--- Provided records ---
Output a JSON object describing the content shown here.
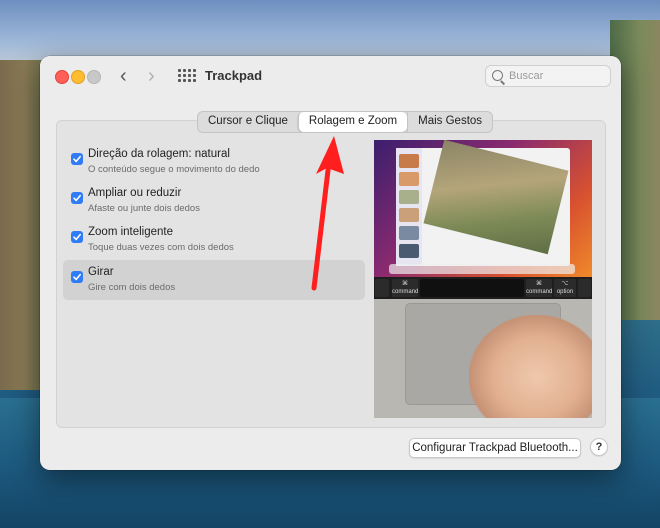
{
  "window": {
    "title": "Trackpad",
    "search_placeholder": "Buscar"
  },
  "tabs": [
    {
      "label": "Cursor e Clique",
      "active": false
    },
    {
      "label": "Rolagem e Zoom",
      "active": true
    },
    {
      "label": "Mais Gestos",
      "active": false
    }
  ],
  "options": [
    {
      "title": "Direção da rolagem: natural",
      "description": "O conteúdo segue o movimento do dedo",
      "checked": true
    },
    {
      "title": "Ampliar ou reduzir",
      "description": "Afaste ou junte dois dedos",
      "checked": true
    },
    {
      "title": "Zoom inteligente",
      "description": "Toque duas vezes com dois dedos",
      "checked": true
    },
    {
      "title": "Girar",
      "description": "Gire com dois dedos",
      "checked": true,
      "selected": true
    }
  ],
  "touchbar_keys": [
    "command",
    "command",
    "option"
  ],
  "footer": {
    "config_button": "Configurar Trackpad Bluetooth...",
    "help_button": "?"
  },
  "colors": {
    "accent": "#2f7cf6",
    "annotation_arrow": "#ff1f1f"
  },
  "icons": [
    "back-icon",
    "forward-icon",
    "grid-icon",
    "search-icon",
    "checkmark-icon"
  ]
}
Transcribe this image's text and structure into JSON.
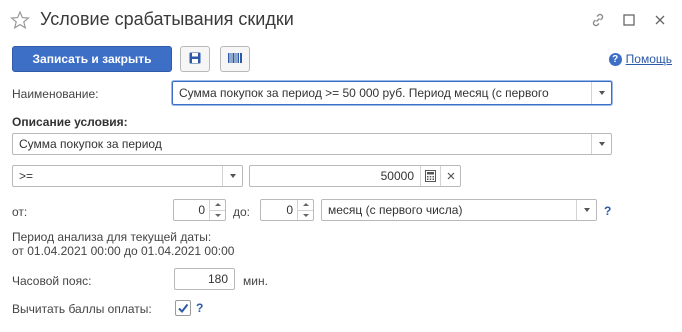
{
  "window": {
    "title": "Условие срабатывания скидки"
  },
  "toolbar": {
    "save_close_label": "Записать и закрыть",
    "help_label": "Помощь"
  },
  "form": {
    "name_label": "Наименование:",
    "name_value": "Сумма покупок за период >= 50 000 руб. Период месяц (с первого",
    "description_label": "Описание условия:",
    "condition_type_value": "Сумма покупок за период",
    "comparison_value": ">=",
    "amount_value": "50000",
    "from_label": "от:",
    "from_value": "0",
    "to_label": "до:",
    "to_value": "0",
    "period_value": "месяц (с первого числа)",
    "period_help": "?",
    "analysis_label": "Период анализа для текущей даты:",
    "analysis_range": "от 01.04.2021 00:00 до 01.04.2021 00:00",
    "timezone_label": "Часовой пояс:",
    "timezone_value": "180",
    "timezone_unit": "мин.",
    "deduct_label": "Вычитать баллы оплаты:",
    "deduct_checked": true,
    "deduct_help": "?"
  },
  "colors": {
    "primary": "#3d6fc7",
    "link": "#2c5aa6"
  }
}
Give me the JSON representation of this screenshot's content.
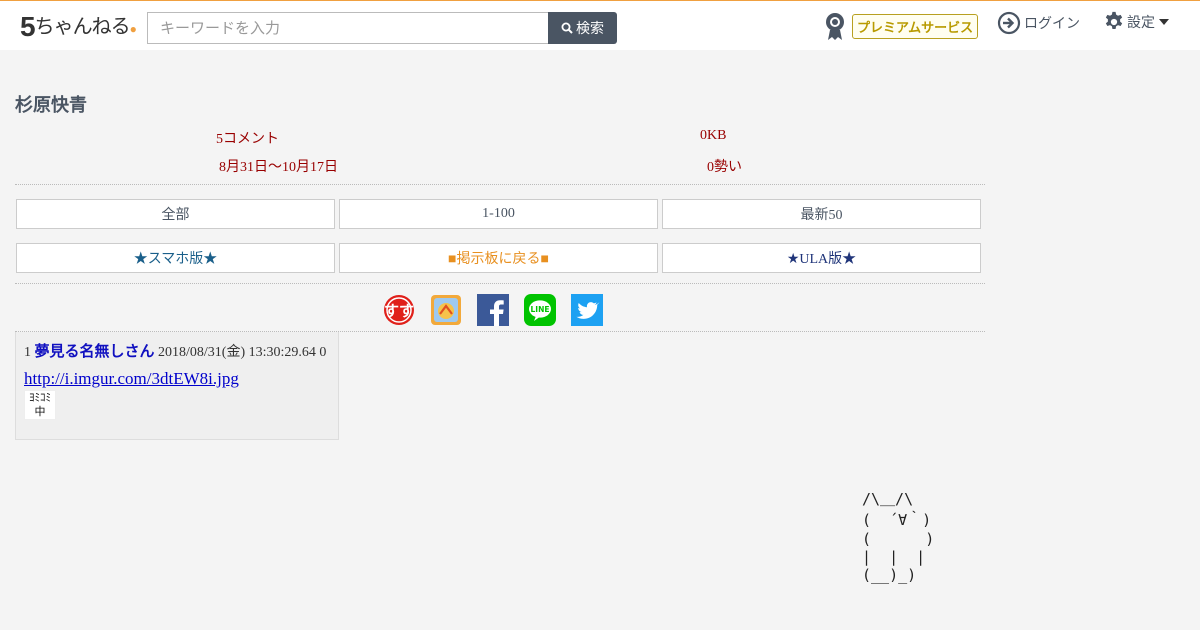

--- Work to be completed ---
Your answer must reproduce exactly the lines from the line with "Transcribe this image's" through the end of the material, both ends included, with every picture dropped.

--- Task answer ---
Transcribe this image's text and structure into JSON.
{
  "window": {
    "title": "Условие срабатывания скидки"
  },
  "toolbar": {
    "save_close_label": "Записать и закрыть",
    "help_label": "Помощь"
  },
  "form": {
    "name_label": "Наименование:",
    "name_value": "Сумма покупок за период >= 50 000 руб. Период месяц (с первого",
    "description_label": "Описание условия:",
    "condition_type_value": "Сумма покупок за период",
    "comparison_value": ">=",
    "amount_value": "50000",
    "from_label": "от:",
    "from_value": "0",
    "to_label": "до:",
    "to_value": "0",
    "period_value": "месяц (с первого числа)",
    "period_help": "?",
    "analysis_label": "Период анализа для текущей даты:",
    "analysis_range": "от 01.04.2021 00:00 до 01.04.2021 00:00",
    "timezone_label": "Часовой пояс:",
    "timezone_value": "180",
    "timezone_unit": "мин.",
    "deduct_label": "Вычитать баллы оплаты:",
    "deduct_checked": true,
    "deduct_help": "?"
  },
  "colors": {
    "primary": "#3d6fc7",
    "link": "#2c5aa6"
  }
}
Give me the JSON representation of this screenshot's content.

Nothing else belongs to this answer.